Excerpts from an interface dataset

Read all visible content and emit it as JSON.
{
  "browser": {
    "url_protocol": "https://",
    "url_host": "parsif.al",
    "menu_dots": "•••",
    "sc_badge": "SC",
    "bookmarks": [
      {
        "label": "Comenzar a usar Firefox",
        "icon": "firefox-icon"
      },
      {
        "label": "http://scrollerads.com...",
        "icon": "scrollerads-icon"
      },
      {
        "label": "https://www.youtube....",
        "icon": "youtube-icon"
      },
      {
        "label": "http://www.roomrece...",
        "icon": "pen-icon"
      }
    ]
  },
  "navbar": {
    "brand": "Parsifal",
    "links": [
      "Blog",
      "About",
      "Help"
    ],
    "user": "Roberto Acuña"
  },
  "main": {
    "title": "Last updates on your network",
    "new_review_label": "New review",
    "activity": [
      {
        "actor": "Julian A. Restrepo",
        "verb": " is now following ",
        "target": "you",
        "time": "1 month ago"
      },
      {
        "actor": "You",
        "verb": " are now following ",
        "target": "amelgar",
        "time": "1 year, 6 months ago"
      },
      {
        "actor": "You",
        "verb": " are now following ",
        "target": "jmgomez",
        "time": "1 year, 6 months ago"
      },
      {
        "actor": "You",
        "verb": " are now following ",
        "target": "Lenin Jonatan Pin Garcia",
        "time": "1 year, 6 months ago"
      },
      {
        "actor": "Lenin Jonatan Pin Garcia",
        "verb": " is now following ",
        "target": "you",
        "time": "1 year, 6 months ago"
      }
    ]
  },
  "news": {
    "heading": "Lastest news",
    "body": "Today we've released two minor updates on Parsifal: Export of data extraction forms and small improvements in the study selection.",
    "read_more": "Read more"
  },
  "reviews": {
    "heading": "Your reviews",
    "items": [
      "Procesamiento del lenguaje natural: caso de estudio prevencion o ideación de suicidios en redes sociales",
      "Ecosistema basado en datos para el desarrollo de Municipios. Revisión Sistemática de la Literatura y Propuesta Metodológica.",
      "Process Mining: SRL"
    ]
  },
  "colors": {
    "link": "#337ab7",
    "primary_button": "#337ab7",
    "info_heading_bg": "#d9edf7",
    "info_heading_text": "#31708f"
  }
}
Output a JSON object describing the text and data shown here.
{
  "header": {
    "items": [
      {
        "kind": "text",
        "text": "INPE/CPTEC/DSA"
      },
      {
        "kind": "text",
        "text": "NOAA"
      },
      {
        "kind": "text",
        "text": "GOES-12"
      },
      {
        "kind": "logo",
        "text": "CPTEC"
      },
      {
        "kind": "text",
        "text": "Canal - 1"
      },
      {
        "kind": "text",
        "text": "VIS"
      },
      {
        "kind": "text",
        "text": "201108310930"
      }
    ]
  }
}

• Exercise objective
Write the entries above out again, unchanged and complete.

• Solution for this problem
Read all visible content and emit it as JSON.
{
  "browser": {
    "url_protocol": "https://",
    "url_host": "parsif.al",
    "menu_dots": "•••",
    "sc_badge": "SC",
    "bookmarks": [
      {
        "label": "Comenzar a usar Firefox",
        "icon": "firefox-icon"
      },
      {
        "label": "http://scrollerads.com...",
        "icon": "scrollerads-icon"
      },
      {
        "label": "https://www.youtube....",
        "icon": "youtube-icon"
      },
      {
        "label": "http://www.roomrece...",
        "icon": "pen-icon"
      }
    ]
  },
  "navbar": {
    "brand": "Parsifal",
    "links": [
      "Blog",
      "About",
      "Help"
    ],
    "user": "Roberto Acuña"
  },
  "main": {
    "title": "Last updates on your network",
    "new_review_label": "New review",
    "activity": [
      {
        "actor": "Julian A. Restrepo",
        "verb": " is now following ",
        "target": "you",
        "time": "1 month ago"
      },
      {
        "actor": "You",
        "verb": " are now following ",
        "target": "amelgar",
        "time": "1 year, 6 months ago"
      },
      {
        "actor": "You",
        "verb": " are now following ",
        "target": "jmgomez",
        "time": "1 year, 6 months ago"
      },
      {
        "actor": "You",
        "verb": " are now following ",
        "target": "Lenin Jonatan Pin Garcia",
        "time": "1 year, 6 months ago"
      },
      {
        "actor": "Lenin Jonatan Pin Garcia",
        "verb": " is now following ",
        "target": "you",
        "time": "1 year, 6 months ago"
      }
    ]
  },
  "news": {
    "heading": "Lastest news",
    "body": "Today we've released two minor updates on Parsifal: Export of data extraction forms and small improvements in the study selection.",
    "read_more": "Read more"
  },
  "reviews": {
    "heading": "Your reviews",
    "items": [
      "Procesamiento del lenguaje natural: caso de estudio prevencion o ideación de suicidios en redes sociales",
      "Ecosistema basado en datos para el desarrollo de Municipios. Revisión Sistemática de la Literatura y Propuesta Metodológica.",
      "Process Mining: SRL"
    ]
  },
  "colors": {
    "link": "#337ab7",
    "primary_button": "#337ab7",
    "info_heading_bg": "#d9edf7",
    "info_heading_text": "#31708f"
  }
}
Output a JSON object describing the text and data shown here.
{
  "header": {
    "items": [
      {
        "kind": "text",
        "text": "INPE/CPTEC/DSA"
      },
      {
        "kind": "text",
        "text": "NOAA"
      },
      {
        "kind": "text",
        "text": "GOES-12"
      },
      {
        "kind": "logo",
        "text": "CPTEC"
      },
      {
        "kind": "text",
        "text": "Canal - 1"
      },
      {
        "kind": "text",
        "text": "VIS"
      },
      {
        "kind": "text",
        "text": "201108310930"
      }
    ]
  }
}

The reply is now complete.